“What kind of debate are we willing to have? The White House showed exactly what kind of debate it wants on future of Iraq – none,” Obama says. “We watched the shameful attempt to paint John Murtha – a Marine Corp recipient of two-purple hearts and a Bronze Star – into a coward of questionable patriotism. We saw the Administration tell people of both parties – people who asked legitimate questions about the intelligence that led us to war and the Administration’s plan for Iraq – that they should keep quiet, end the complaining, and stop rewriting history.”

History shows us that government attempts to silence its citizens leads to tyranny. America, however, has a long and proud history of rising up against tyranny – something the White House should remember as it continues to try and stifle lawful protests guaranteed by the Constitution.

Protesting in public is “a traditional way for Americans to support their political views,” says Julya Hampton, legal program director of the American Civil Liberties Union. “When governments try to establish legal obstacles to such protests they clearly violate the First Amendment,” she adds.

So the protestors who gathered at Crawford this Thanksgiving did so lawfully, exercising their rights as Americans to express their views on their government.

“We are proud to be here,” Dede Miller, Sheehan’s sister, said. “This is just so important. What we did in August really moved us forward, and this is just a continuation of it.”

A few hours later, police arrested Miller along with 11 others.

Ray Meadows, the McLennan County commissioner who sponsored the ordinance to restrict free speech, admits he did so at the White House’s urging.

“Of course I did,” he bragged to a county resident when asked at a public hearing on the ordinance. Meadows later claimed the White House didn’t have anything to do with ordinance, claiming he proposed it to protect “property owners.” Of course, Bush is also a property owner.

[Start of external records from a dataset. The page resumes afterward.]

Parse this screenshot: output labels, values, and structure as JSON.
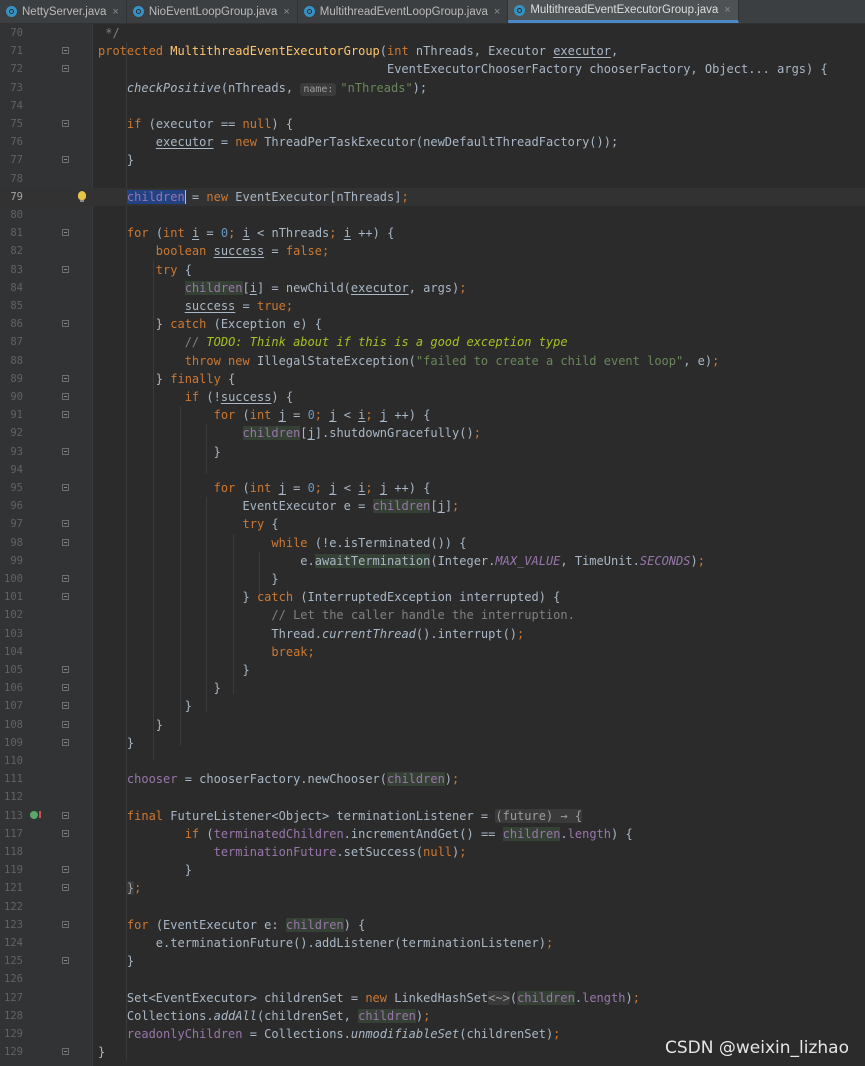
{
  "tabs": [
    {
      "label": "NettyServer.java",
      "active": false
    },
    {
      "label": "NioEventLoopGroup.java",
      "active": false
    },
    {
      "label": "MultithreadEventLoopGroup.java",
      "active": false
    },
    {
      "label": "MultithreadEventExecutorGroup.java",
      "active": true
    }
  ],
  "tab_close_glyph": "×",
  "line_numbers": [
    "70",
    "71",
    "72",
    "73",
    "74",
    "75",
    "76",
    "77",
    "78",
    "79",
    "80",
    "81",
    "82",
    "83",
    "84",
    "85",
    "86",
    "87",
    "88",
    "89",
    "90",
    "91",
    "92",
    "93",
    "94",
    "95",
    "96",
    "97",
    "98",
    "99",
    "100",
    "101",
    "102",
    "103",
    "104",
    "105",
    "106",
    "107",
    "108",
    "109",
    "110",
    "111",
    "112",
    "113",
    "117",
    "118",
    "119",
    "121",
    "122",
    "123",
    "124",
    "125",
    "126",
    "127",
    "128",
    "129"
  ],
  "current_line": "79",
  "code": {
    "l71_method": "MultithreadEventExecutorGroup",
    "l88_message": "\"failed to create a child event loop\"",
    "l87_todo": "TODO: Think about if this is a good exception type",
    "l102_comment": "// Let the caller handle the interruption.",
    "l73_param_hint": "name:",
    "l73_string": "\"nThreads\""
  },
  "watermark": "CSDN @weixin_lizhao"
}
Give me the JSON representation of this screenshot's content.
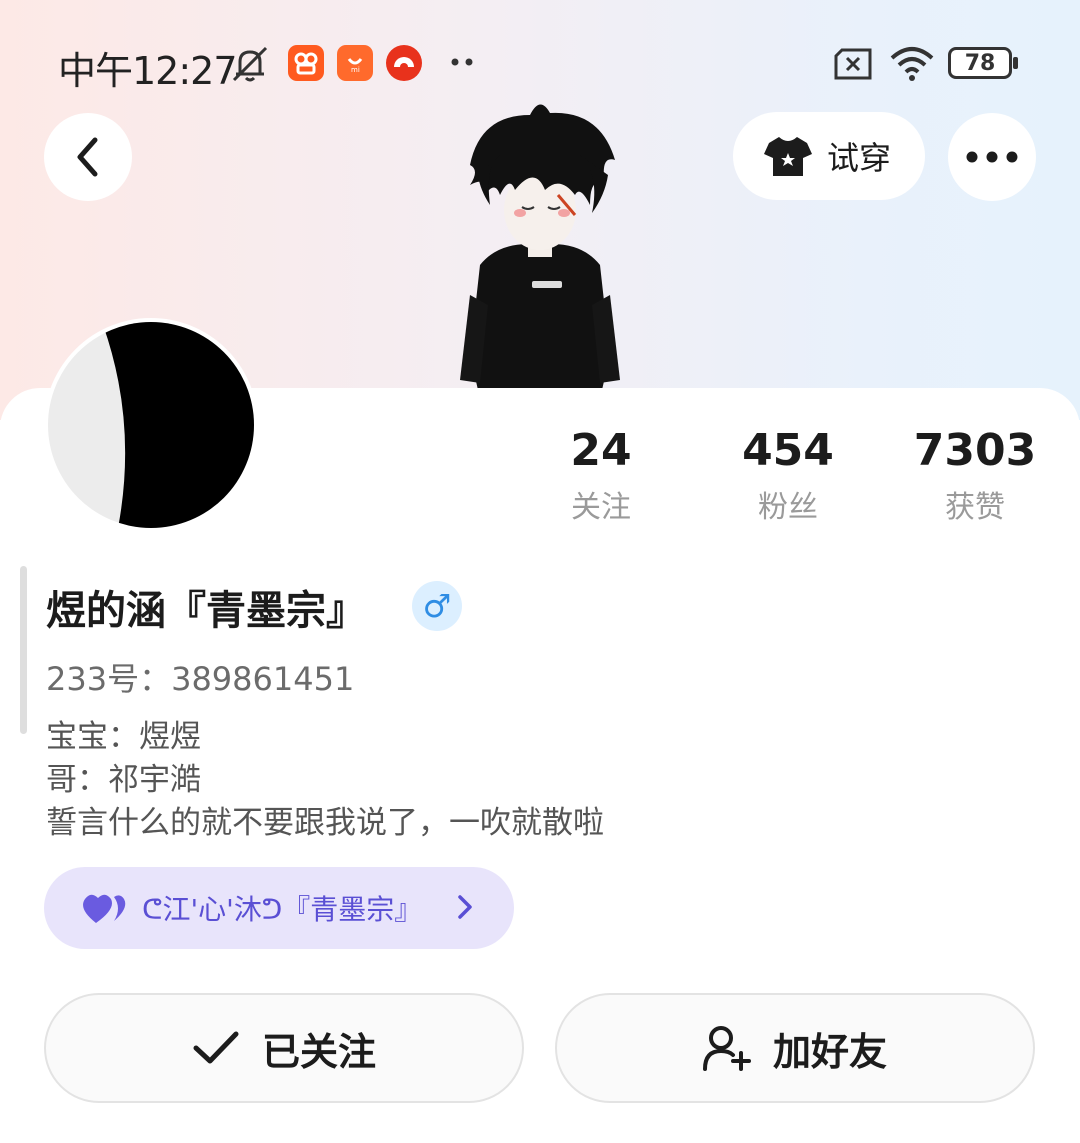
{
  "status_bar": {
    "time": "中午12:27",
    "battery": "78",
    "icons": [
      "mute-bell-icon",
      "kuaishou-app-icon",
      "mi-store-app-icon",
      "music-app-icon",
      "more-dots-icon",
      "sim-error-icon",
      "wifi-icon",
      "battery-icon"
    ]
  },
  "header": {
    "back_icon": "chevron-left-icon",
    "tryon_label": "试穿",
    "tryon_icon": "tshirt-icon",
    "more_icon": "more-horizontal-icon"
  },
  "stats": [
    {
      "value": "24",
      "label": "关注"
    },
    {
      "value": "454",
      "label": "粉丝"
    },
    {
      "value": "7303",
      "label": "获赞"
    }
  ],
  "profile": {
    "nickname": "煜的涵『青墨宗』",
    "gender_symbol": "♂",
    "uid": "233号：389861451",
    "bio": [
      "宝宝：煜煜",
      "哥：祁宇澔",
      "誓言什么的就不要跟我说了，一吹就散啦"
    ]
  },
  "group": {
    "name": "ᕦ江'心'沐ᕤ『青墨宗』",
    "icon": "double-heart-icon",
    "accent": "#5a4fd4"
  },
  "actions": {
    "followed_label": "已关注",
    "add_friend_label": "加好友"
  },
  "colors": {
    "accent_purple": "#5a4fd4",
    "gender_blue": "#2f8de4",
    "app_orange": "#ff5a1f"
  }
}
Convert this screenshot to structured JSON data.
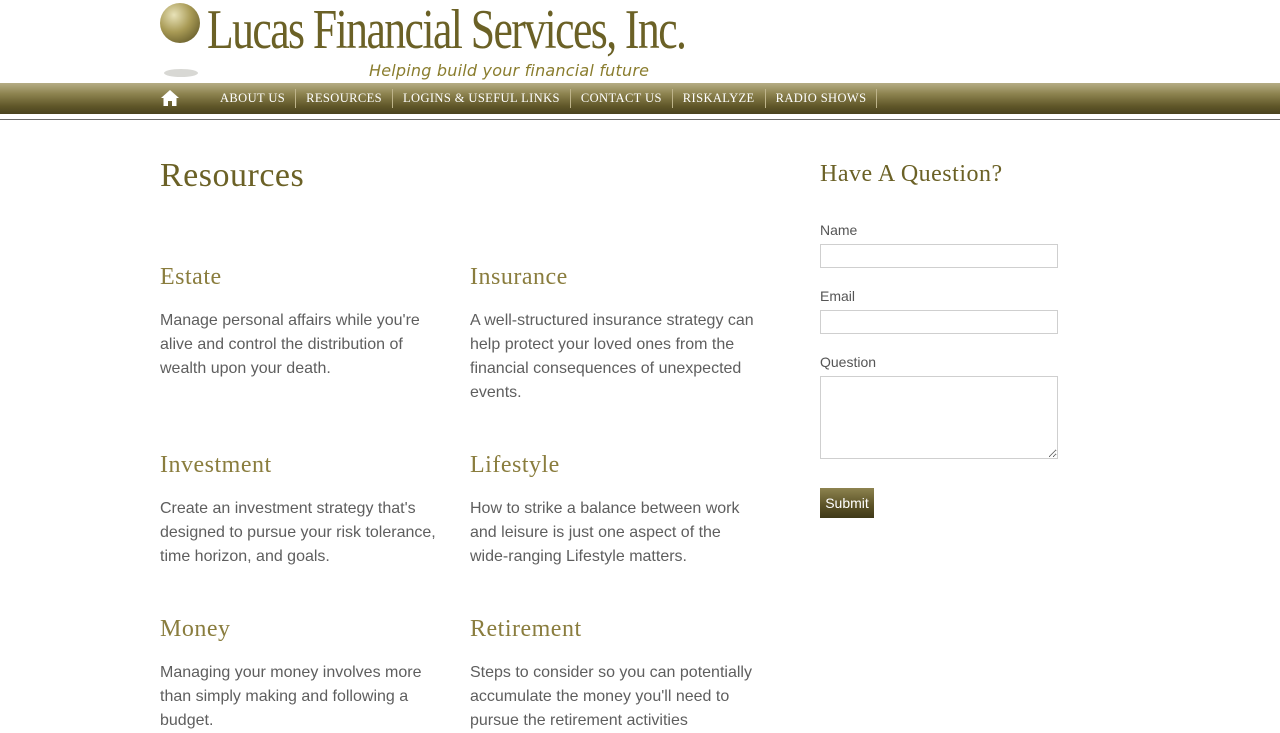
{
  "header": {
    "logo_title": "Lucas Financial Services, Inc.",
    "logo_tagline": "Helping build your financial future",
    "brand_color": "#6b6126"
  },
  "nav": {
    "home_icon": "home-icon",
    "items": [
      {
        "label": "About Us"
      },
      {
        "label": "Resources"
      },
      {
        "label": "Logins & Useful Links"
      },
      {
        "label": "Contact Us"
      },
      {
        "label": "Riskalyze"
      },
      {
        "label": "Radio Shows"
      }
    ]
  },
  "main": {
    "title": "Resources",
    "sections": [
      {
        "title": "Estate",
        "text": "Manage personal affairs while you're alive and control the distribution of wealth upon your death."
      },
      {
        "title": "Insurance",
        "text": "A well-structured insurance strategy can help protect your loved ones from the financial consequences of unexpected events."
      },
      {
        "title": "Investment",
        "text": "Create an investment strategy that's designed to pursue your risk tolerance, time horizon, and goals."
      },
      {
        "title": "Lifestyle",
        "text": "How to strike a balance between work and leisure is just one aspect of the wide-ranging Lifestyle matters."
      },
      {
        "title": "Money",
        "text": "Managing your money involves more than simply making and following a budget."
      },
      {
        "title": "Retirement",
        "text": "Steps to consider so you can potentially accumulate the money you'll need to pursue the retirement activities"
      }
    ]
  },
  "sidebar": {
    "title": "Have A Question?",
    "name_label": "Name",
    "name_value": "",
    "email_label": "Email",
    "email_value": "",
    "question_label": "Question",
    "question_value": "",
    "submit_label": "Submit"
  }
}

But Ellsberg, whose leak of the infamous “Pentagon Papers” to the New York Times is credited with helping turn public opinion against the Vietnam war, says the White House cannot control the will of the American people.

 “Those of us who finally saw through the Vietnam War saw through this war, and all the actions that were necessary to end the Vietnam War will be necessary here,” Ellsberg said in Crawford on Wednesday. “I think the American people will get us out of this (war).”